My experience is that ugh fields are invariably unfortunate in their effects. While it might indeed be useful to have a disgust reaction to candy or video games, the "ugh fields" seem not to be visceral disgust, but visceral, conditioned-pain-induced tendencies to cut off thought. Shadows you hide from in your own mind.

My experience is that the more ugh fields I can clear out, and the better I can get at not accumulating them, the more I can actually honestly think, can notice choices rather than just feeling stuck, and can find myself with energy to take on new projects.
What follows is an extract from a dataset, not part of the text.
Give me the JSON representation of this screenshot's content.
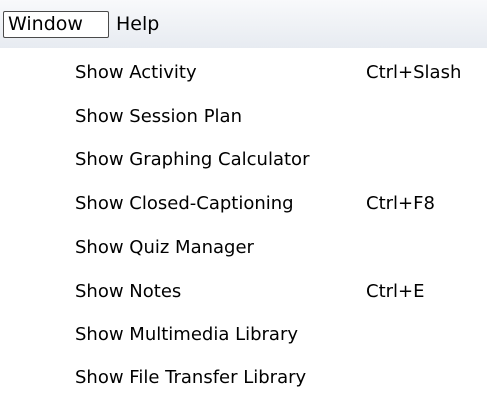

That is, there seems to be a general property of "having a clear mind" or "facing things" vs "hunkering down with willful tunnel vision lest I run into something painful", and allowing or clearing out an ugh field around an email or a broken conversation or whatever it is affects my overall state, not just that one area.

Comment author: pjeby 15 April 2010 12:42:16AM 5 points [-]

That is, there seems to be a general property of "having a clear mind" or "facing things" vs "hunkering down with willful tunnel vision lest I run into something painful",

Yep, that's pain or gain in a nutshell, and it's why I've said so very many times here that negative emotions cloud rational thinking in a way that positive emotions do not. And that, as soon as the negative emotions are out of the way, people tend to go, "Oh, I see what I should do now."

(The "ugh field" is a nice metaphor for describing those phenomena, though.)

Comment author: Nanani 15 April 2010 01:46:42AM 3 points [-]

While it might indeed be useful to have a disgust reaction to candy or video games, the "ugh fields" seem not to be visceral disgust, but visceral, conditioned-pain-induced tendencies to cut off thought.

In my experience, this only ever happens with a specific candy or game. For example, If I lose repeatedly and humiliatedly in an online game, I might develop an ugh field that ultimately prevents me from even thinking about popping on to play it, but the corresponding comfort activity is far more likely to be "play a different game" than "go study some math instead".

Comment author: Vladimir_Nesov 15 April 2010 09:40:51AM 1 point [-]

More generally, every bad phenomenon has fringe cases where it has positive instrumental value (unless it's an Unfriendly AI), but that doesn't invalidate the concept of bad phenomena.